The sweet degrees that this brief world affords
To such as may the passive drugs of it
Freelycommand, thouwouldsthaveplung'd thyself
35 They never flatter'd thee: What hast thou given?
If thou wilt curse,thy father, that poor rag,
Must be thy subject; who, in spight, put stuff
To some she beggar, and compounded thee
Poor rogue hereditary. Hence! be gone!-
If thou hadst not been born the worst of men,
Thou hadst been a knave, and flatterer.
Apem. Art thou proud yet?
Tim. Ay, that I am not thee.
Apem. 1, that I was no prodigal.
Tim. I, that I am one now:
Were all the wealth I have, shut up in thee,
I'd give thee leave to hang it. Get thee gone.-
That the whole life of Athens were in this!
Thus would I eat it.
Of wreakful heaven; whose bare unhoused trunks,
To the conflicting elements expos'd,
Answer meer nature,- -bid them flatter thee;
O! thou shalt find-
Tim. A fool of thee: Depart.
Apem. I love thee better now than e'er I did.
Tim. I hate thee worse.
Tim. Thou flatter'st misery.
In different beds of lust; and never learn'd
The icy precepts of respect, but follow'd
The sugar'd game before thee. But myself,
Who had the world as my confectionary; [men
The mouths, the tongues, the eyes, and hearts of
At duty, more than I could frame employment,
(That numberless upon me stuck, as leaves
Do on the oak, have with one winter's brush
Fell from their boughs, and left me open, bare
For every storm that blows) i to bear this,
That never knew but better, is some burthen:
Thy nature did commence in sufferance, time
Hath made thee hard in 't. Why should'st thou
[Eating a root, Apem.

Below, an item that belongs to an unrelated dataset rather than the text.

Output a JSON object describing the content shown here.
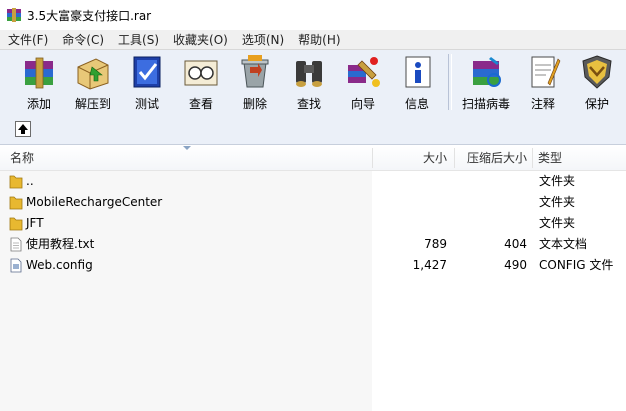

Here; I will mend thy feast. [Offering him something. Tim. First mendmycompany, take awaythyself. Apem. So I shall mend my own, by the lack of thine.
Tim. 'Tis not well mended so, it is but botch'd; If not, I would it were.
Apem. What wouldst thou have to Athens?
Tim. Thee thither in a whirlwind. If thou wilt,
'The cunning of a carper means the insidious arts of a critic. 2 That is, Best states contentless have a wretched being, a being worse than that of the worst states that are content.
3 By his breath
is probably meant his sentence. Alluding to the word Cynic, of which sect Apemantus was. From intancy.-Swath is the dress of a new-born child. Respect, according to Mr. Steevens,
means the qu'en dira't-on? the regard of Athens, that strongest restraint on licentiousness: the icy precepts, i e. that cool hot blood.